What’s most exciting about this next era of permissionless innovation is that it’s not longer dependent on a central authority. It’s not dependent on host, network, publisher or platform. This era of reputation is not built and dictated by a set standard of link share clubs or opaque algorithms. It’s adjustable, adaptable, managed and maintained by your preferences. We no longer need to be strictly driven by how a single platform categorizes, aggregates, and rewards. We can rely on each other to index this information now in a way that benefits all of the participants.
It is important that we understand the values of this new era of permissionless systems as they pertain to the individual. The biggest value that this brings, and what separates it from prior mechanics in democratized and distributed systems is the opportunity of interoperability. This new era means that all the work someone puts within a single network can now be collected and used beyond that network. Interoperable reputation in the decentralized era is the freedom to leverage what you’ve built beyond restrictive borders. As an example, let’s look at the media landscape:
In media, the main driver for revenue is both subscriptions and advertising. These two means fund the growth of media on the web and are platform specific. That means, when someone subscribes or advertises to something, they do so on the platform rather than the individual. The platform holds the reputation, and the individual leverages the platform to build their own audience and value. An example is the writer relationship to the Washington Post, the photographer’s relationship to Getty Images or a musicians relationship to Spotify. There are many. These reputation based systems are prominent in democratized and distributed eras but begin to fail in the decentralized phase. This is a good thing. Here’s how it works:
The current: The value and ways of driving revenue for creators through advertising and subscriptions are currently platform specific, even though they are all driven by wanting to own a message directly. The reputation is tied to the platform as dictated by the democratized and distributed web. In this era of reputation (decentralized) this balance shifts.
The shift: The creator’s reputation is now the value. It's no longer about advertising or transacting with the NYT or Spotify or Getty directly. It’s about transacting with that creator wherever that creator is. This is doable now because reputation is aligned with the individual itself.
The result: a monolithic shift in the opportunity for creators and the restraints of the companies that are currently working as hard as possible to best represent them. It’s no longer a forfeiture of reputation to centralized systems, it’s taking ownership and allowance of your own value, your own reputation. In this case, the reputation is now on the individual, not the platform or the grantor; you, and your work are what is reputable and that carries throughout the entire web ecosystem, regardless of the platform it lives on.

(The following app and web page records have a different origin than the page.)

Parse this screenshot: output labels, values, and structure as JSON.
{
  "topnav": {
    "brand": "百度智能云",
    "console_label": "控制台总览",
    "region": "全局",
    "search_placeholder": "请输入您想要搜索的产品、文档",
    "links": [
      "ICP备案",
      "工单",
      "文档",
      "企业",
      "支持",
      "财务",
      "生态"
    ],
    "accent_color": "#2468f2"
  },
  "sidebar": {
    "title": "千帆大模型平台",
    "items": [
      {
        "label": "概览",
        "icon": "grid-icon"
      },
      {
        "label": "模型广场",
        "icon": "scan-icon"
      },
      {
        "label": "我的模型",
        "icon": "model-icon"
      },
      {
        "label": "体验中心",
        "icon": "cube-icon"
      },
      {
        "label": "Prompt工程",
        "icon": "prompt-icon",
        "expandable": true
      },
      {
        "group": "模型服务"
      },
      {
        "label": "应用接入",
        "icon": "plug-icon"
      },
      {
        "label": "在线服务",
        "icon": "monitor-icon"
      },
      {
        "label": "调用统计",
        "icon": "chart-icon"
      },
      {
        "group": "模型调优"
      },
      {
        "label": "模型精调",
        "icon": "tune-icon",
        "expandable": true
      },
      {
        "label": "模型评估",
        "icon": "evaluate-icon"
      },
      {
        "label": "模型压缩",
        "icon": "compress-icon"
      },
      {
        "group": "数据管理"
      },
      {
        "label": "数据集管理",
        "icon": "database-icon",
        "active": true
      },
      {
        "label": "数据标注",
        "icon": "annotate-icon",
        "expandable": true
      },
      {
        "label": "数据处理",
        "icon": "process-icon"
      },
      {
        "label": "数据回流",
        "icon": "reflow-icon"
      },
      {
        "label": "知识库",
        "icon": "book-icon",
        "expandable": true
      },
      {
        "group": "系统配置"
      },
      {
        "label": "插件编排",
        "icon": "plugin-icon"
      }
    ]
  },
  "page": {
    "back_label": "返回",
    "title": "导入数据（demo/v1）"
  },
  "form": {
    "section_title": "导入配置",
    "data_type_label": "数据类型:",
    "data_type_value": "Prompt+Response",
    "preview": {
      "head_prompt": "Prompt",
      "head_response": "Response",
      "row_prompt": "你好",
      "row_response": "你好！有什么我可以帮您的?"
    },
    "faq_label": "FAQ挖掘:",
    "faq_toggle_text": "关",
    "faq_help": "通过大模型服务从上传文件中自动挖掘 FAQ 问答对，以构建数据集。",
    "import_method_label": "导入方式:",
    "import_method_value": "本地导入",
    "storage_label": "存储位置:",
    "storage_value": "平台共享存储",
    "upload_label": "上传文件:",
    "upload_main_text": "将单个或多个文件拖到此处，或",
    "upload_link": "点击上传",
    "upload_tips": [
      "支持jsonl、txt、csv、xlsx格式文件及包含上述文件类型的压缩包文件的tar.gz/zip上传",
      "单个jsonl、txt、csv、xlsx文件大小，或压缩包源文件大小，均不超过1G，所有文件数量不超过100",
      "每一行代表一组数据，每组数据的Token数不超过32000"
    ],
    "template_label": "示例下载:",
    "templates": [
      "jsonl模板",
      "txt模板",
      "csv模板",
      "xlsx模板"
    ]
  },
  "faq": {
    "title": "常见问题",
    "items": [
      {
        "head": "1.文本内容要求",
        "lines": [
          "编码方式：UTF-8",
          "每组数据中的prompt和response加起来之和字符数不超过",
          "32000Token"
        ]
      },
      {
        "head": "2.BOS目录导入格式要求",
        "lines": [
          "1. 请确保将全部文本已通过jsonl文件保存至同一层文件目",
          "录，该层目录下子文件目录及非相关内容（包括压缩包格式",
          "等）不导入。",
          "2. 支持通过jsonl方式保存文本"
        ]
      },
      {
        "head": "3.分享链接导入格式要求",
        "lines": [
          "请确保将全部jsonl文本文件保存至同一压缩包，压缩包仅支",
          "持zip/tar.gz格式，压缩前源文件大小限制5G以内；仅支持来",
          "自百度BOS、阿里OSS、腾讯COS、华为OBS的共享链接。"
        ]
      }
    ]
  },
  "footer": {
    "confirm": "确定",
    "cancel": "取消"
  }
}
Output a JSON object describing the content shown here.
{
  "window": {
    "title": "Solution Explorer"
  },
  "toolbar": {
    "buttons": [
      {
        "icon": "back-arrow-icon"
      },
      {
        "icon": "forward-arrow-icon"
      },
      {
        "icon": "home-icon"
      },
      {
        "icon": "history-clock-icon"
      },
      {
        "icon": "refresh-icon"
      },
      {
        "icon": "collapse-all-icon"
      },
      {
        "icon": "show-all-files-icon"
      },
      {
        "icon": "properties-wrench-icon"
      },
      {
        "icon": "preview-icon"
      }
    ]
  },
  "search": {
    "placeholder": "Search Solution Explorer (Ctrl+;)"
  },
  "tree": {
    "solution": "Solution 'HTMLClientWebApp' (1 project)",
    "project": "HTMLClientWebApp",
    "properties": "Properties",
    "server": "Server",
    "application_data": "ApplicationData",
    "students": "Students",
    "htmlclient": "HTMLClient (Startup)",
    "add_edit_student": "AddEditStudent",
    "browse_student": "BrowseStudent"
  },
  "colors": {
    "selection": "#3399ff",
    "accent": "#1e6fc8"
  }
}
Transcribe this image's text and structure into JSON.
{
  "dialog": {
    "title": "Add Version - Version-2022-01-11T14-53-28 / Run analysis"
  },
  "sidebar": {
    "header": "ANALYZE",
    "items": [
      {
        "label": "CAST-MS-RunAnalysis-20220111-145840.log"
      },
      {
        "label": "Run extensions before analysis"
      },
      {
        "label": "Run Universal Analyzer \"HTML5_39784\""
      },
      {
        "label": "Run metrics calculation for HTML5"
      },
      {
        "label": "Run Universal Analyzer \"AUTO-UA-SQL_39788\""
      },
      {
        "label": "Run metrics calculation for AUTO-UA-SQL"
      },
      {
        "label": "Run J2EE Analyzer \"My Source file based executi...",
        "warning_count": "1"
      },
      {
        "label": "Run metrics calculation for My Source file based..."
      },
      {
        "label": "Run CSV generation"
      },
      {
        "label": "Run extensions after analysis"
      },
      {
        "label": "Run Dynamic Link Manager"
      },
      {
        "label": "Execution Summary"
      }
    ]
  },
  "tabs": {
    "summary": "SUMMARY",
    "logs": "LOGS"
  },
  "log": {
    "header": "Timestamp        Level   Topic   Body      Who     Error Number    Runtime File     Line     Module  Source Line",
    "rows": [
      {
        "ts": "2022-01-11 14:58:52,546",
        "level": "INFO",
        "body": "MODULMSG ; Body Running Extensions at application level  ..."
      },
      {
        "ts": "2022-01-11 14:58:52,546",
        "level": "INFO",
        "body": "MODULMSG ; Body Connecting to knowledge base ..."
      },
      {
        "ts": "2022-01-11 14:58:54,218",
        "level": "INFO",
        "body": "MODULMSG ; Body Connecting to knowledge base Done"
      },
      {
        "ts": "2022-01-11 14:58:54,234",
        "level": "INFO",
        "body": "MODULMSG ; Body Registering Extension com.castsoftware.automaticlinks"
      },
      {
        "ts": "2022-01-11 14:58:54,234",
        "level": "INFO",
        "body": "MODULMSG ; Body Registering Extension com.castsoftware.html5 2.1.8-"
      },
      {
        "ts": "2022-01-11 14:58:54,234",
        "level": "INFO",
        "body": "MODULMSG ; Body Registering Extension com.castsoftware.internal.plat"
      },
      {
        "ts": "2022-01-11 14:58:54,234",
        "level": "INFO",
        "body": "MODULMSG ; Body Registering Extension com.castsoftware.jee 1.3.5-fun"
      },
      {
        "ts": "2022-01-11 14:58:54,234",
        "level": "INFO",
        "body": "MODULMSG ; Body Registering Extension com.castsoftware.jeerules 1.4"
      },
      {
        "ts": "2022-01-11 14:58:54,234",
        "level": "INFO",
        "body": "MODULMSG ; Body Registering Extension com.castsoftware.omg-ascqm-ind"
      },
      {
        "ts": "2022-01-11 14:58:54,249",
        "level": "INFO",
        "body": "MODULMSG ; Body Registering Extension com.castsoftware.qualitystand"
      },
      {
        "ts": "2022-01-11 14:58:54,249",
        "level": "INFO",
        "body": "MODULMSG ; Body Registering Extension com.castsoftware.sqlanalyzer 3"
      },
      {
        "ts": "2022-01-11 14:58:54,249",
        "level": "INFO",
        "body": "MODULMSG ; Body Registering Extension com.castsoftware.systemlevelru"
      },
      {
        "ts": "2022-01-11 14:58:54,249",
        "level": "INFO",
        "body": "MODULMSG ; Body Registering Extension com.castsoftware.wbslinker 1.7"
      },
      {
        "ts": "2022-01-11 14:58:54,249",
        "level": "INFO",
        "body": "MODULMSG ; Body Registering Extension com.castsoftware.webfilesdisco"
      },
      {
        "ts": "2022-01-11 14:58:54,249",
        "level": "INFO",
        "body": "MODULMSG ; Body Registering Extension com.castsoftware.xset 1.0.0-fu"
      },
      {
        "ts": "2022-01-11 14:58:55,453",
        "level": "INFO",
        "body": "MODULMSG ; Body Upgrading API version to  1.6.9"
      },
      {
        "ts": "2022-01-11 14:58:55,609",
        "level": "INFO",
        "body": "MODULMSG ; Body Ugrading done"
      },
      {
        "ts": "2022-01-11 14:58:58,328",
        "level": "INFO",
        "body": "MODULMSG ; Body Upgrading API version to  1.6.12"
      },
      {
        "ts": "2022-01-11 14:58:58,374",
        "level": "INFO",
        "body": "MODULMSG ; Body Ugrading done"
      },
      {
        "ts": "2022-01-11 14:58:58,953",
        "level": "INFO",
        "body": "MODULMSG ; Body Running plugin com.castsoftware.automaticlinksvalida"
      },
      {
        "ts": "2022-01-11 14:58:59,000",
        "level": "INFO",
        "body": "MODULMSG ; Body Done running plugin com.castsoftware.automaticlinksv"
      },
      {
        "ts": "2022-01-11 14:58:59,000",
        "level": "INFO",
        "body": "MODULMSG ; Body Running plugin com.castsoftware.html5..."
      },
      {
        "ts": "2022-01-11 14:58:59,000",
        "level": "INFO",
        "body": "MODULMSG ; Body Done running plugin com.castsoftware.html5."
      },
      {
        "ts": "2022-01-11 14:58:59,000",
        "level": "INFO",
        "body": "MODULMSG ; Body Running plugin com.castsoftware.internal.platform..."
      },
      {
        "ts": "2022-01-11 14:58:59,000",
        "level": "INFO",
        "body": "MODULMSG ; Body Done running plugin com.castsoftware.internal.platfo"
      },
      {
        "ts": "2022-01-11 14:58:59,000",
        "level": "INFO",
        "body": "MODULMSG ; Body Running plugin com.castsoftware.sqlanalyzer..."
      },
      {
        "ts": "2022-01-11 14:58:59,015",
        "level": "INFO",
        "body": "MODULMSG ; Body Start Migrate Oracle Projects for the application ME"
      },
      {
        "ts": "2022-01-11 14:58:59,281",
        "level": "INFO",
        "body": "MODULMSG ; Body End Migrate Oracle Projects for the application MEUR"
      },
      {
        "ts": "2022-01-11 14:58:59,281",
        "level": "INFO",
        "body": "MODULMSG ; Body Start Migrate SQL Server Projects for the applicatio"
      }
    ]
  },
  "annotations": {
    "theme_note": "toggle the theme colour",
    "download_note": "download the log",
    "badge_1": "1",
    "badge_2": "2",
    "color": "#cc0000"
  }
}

This shift towards individuality as a driver of reputation in the decentralized era is exactly what will drive everyone towards a better web. Each stage has shown a both progress and digress in where we aim to go and how far we still have to go to get there. With this next step towards reputation, individuals are now empowered by the commitment to the openness of ecosystem and the network of builders, verifiers and maintainers of a healthy and newfound ecosystem. There will no doubt be short falls, but investing in building networks that account for interoperability, freedom and openness move us closer to a web where we can find better information, better knowledge and better trust. This is the future of a reputable web. The web of the individual.